Peter Falk, the Emmy-winning actor best known as television’s Lt. Columbo, has died at the age of 83.
“Falk died peacefully at his Beverly Hills home in the evening of June 23, 2011,” the family said in a statement to ABC News.
Falk appeared for more than 40 years as the rumpled, seemingly bumbling detective, who was known for the catchphrase: “just one more thing.” “Columbo” ran from 1971 to 1978, and then as made-for-TV movies from 1989 until 2003. Falk won four Emmys for the role, which he first played in the 1968 television film “Prescription: Murder.”
“He looks like a flood victim,” Falk once said of the character, who wore a trademark raincoat and chomped a cigar. “You feel sorry for him.
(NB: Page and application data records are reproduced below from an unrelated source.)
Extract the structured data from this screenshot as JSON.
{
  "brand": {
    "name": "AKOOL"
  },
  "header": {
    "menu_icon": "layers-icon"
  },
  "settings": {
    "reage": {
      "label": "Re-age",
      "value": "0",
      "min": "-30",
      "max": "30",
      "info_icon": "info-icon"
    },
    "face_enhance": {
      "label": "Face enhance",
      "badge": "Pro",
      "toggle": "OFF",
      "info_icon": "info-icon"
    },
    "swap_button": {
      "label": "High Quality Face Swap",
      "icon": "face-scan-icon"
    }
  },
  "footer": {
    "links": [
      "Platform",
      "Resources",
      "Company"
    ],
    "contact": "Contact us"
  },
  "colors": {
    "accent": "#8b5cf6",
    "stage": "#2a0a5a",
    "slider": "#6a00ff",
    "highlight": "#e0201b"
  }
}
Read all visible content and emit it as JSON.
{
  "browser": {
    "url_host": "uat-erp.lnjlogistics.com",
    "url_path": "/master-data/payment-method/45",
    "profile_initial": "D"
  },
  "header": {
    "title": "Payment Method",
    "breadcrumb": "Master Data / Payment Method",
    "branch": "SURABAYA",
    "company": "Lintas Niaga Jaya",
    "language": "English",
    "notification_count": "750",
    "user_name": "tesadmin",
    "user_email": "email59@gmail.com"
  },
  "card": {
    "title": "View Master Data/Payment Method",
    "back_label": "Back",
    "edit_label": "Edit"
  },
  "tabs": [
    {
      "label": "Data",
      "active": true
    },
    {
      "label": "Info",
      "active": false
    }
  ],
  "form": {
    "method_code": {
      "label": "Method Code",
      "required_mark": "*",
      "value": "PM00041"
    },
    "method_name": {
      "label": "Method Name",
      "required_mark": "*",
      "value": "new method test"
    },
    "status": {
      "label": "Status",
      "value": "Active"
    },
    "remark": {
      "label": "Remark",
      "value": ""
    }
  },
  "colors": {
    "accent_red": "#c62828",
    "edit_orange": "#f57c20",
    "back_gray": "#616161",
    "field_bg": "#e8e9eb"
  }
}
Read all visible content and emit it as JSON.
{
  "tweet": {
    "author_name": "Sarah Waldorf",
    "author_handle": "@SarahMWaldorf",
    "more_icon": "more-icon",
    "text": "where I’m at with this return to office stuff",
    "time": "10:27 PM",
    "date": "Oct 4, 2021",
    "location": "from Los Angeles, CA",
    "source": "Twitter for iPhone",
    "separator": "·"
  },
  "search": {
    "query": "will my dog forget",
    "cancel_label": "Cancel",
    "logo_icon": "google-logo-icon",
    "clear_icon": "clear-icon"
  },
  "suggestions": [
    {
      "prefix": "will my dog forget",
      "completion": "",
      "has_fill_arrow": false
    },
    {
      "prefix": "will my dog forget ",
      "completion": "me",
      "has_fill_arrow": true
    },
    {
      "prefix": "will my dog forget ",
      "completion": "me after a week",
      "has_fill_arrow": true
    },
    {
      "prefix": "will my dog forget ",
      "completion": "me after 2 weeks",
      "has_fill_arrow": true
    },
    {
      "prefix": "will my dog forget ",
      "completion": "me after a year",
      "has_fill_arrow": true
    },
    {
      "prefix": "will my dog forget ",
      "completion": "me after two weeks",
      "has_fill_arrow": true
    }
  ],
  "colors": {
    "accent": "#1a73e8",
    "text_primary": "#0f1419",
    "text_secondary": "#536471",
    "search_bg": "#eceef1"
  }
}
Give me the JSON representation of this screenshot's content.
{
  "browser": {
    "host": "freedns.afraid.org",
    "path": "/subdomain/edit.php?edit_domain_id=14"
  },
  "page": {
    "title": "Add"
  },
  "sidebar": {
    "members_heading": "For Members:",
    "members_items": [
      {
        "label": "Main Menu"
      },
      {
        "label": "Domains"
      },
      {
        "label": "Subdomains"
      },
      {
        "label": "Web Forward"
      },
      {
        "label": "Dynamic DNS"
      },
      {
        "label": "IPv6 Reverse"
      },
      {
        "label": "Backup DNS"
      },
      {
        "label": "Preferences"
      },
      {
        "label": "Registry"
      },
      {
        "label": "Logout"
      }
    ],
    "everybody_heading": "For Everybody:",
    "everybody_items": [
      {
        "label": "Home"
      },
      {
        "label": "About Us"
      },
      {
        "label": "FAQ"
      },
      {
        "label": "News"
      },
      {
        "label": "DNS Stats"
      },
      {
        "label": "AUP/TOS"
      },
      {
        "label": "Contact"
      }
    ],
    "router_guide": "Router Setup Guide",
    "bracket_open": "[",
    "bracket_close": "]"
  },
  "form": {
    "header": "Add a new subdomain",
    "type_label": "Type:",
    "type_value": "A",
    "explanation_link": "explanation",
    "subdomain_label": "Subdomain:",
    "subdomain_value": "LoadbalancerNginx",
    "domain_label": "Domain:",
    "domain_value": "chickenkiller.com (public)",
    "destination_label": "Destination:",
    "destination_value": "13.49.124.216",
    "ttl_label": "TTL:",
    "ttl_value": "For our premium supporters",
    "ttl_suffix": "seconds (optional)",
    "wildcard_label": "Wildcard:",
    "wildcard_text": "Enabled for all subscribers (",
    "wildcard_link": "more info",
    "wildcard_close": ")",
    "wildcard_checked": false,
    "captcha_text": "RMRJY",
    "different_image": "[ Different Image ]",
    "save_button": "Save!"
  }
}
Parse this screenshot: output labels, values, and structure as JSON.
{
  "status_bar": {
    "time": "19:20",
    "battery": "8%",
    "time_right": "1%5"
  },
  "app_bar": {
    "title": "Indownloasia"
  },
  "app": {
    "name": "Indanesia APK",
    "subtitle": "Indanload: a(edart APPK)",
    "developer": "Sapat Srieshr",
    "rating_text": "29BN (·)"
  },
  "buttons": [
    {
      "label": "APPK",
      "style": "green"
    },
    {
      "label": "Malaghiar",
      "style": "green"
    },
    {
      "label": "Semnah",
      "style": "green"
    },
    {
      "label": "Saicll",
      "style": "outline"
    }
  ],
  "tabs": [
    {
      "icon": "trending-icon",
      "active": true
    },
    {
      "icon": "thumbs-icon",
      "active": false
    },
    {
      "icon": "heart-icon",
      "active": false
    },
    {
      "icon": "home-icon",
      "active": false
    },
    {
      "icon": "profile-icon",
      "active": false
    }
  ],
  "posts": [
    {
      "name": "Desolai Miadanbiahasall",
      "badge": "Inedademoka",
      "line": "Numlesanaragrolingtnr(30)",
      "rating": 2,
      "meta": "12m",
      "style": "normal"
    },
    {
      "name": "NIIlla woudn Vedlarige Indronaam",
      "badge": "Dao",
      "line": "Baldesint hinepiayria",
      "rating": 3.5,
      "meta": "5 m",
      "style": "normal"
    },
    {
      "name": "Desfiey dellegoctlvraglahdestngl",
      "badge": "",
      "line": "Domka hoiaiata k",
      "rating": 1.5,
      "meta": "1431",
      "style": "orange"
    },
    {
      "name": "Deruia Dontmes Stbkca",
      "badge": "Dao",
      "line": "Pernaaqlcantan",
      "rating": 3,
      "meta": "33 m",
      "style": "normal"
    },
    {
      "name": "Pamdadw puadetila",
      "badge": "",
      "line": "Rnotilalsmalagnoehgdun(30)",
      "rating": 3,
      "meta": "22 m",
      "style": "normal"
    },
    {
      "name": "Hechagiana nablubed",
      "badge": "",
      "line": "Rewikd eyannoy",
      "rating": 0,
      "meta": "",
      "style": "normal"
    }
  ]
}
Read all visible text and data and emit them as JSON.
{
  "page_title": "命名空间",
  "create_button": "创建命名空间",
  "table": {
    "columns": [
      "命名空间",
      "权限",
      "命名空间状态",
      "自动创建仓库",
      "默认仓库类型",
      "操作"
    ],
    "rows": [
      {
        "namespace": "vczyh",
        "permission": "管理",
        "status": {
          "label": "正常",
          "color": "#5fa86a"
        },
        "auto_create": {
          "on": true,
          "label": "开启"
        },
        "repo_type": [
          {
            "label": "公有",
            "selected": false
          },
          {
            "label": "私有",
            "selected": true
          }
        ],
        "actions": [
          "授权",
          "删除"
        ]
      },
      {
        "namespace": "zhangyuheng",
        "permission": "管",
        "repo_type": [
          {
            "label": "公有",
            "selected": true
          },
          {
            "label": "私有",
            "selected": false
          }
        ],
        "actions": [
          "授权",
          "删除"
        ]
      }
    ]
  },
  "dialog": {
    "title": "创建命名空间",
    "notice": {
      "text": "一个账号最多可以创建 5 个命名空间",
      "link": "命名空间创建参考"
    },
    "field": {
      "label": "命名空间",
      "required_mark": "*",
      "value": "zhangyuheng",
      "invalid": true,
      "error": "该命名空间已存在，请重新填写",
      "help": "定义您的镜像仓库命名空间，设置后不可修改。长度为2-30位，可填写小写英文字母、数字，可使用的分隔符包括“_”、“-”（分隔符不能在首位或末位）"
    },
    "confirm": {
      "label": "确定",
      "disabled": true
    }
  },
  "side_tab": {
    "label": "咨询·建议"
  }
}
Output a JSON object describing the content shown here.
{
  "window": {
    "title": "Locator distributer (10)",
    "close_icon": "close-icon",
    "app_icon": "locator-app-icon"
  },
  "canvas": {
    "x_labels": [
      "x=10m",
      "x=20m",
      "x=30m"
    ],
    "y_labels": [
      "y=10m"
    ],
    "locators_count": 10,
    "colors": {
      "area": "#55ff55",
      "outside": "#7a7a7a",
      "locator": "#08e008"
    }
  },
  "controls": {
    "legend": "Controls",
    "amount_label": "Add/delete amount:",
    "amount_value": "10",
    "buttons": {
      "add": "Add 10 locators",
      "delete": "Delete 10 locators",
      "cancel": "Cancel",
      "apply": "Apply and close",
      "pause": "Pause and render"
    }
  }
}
He appears to be seeing nothing, but he’s seeing everything. Underneath his dishevelment, a good mind is at work.”
Falk was born to an Eastern European Jewish family in New York in 1927. He wore a glass eye most of his life after losing his right eye to a tumor at the age of 3.
At the close of World War II, Falk tried to sign up for the armed services but was rejected because of his eye. Following service with the U.S. Merchant Marines, he signed up to go to Israel to fight Egypt. “I just wanted more excitement …. However, the war, to everyone’s amazement, was over in the blink of an eye,” he wrote in his 2006 autobiography, “Just One More Thing.”
In 1956, Falk left his job as a management analyst to pursue a career in acting, first on stage and then in film, most notably in 1960’s “Murder, Inc,” where his turn as Abe Reles served as a breakout role for the actor. After appearing in such television shows as “New York Confidential,” “Naked City” and “Have Gun Will Travel,” Falk starred in his own television series, “The Trials of O’Brien” (1965-1966), as Shakespeare-quoting lawyer Daniel O’Brien.
A friend of John Cassavetes, Falk starred in the independent director’s films “Husbands” (1970) and “A Woman Under the Influence” (1974). He also made a cameo appearance in Cassavetes’ “Opening Night” (1977). Later in life, Falk acted in such films as “The Princess Bride” (1987), “Vibes” (1988), “Roommates” (1995) and “Shark Tale” (2004).
According to his daughter, Catherine Falk, the actor had been suffering from dementia and Alzheimer’s disease. During a 2009 conservatorship trial, it was revealed that Falk had slipped into dementia following a series of dental operations in 2007.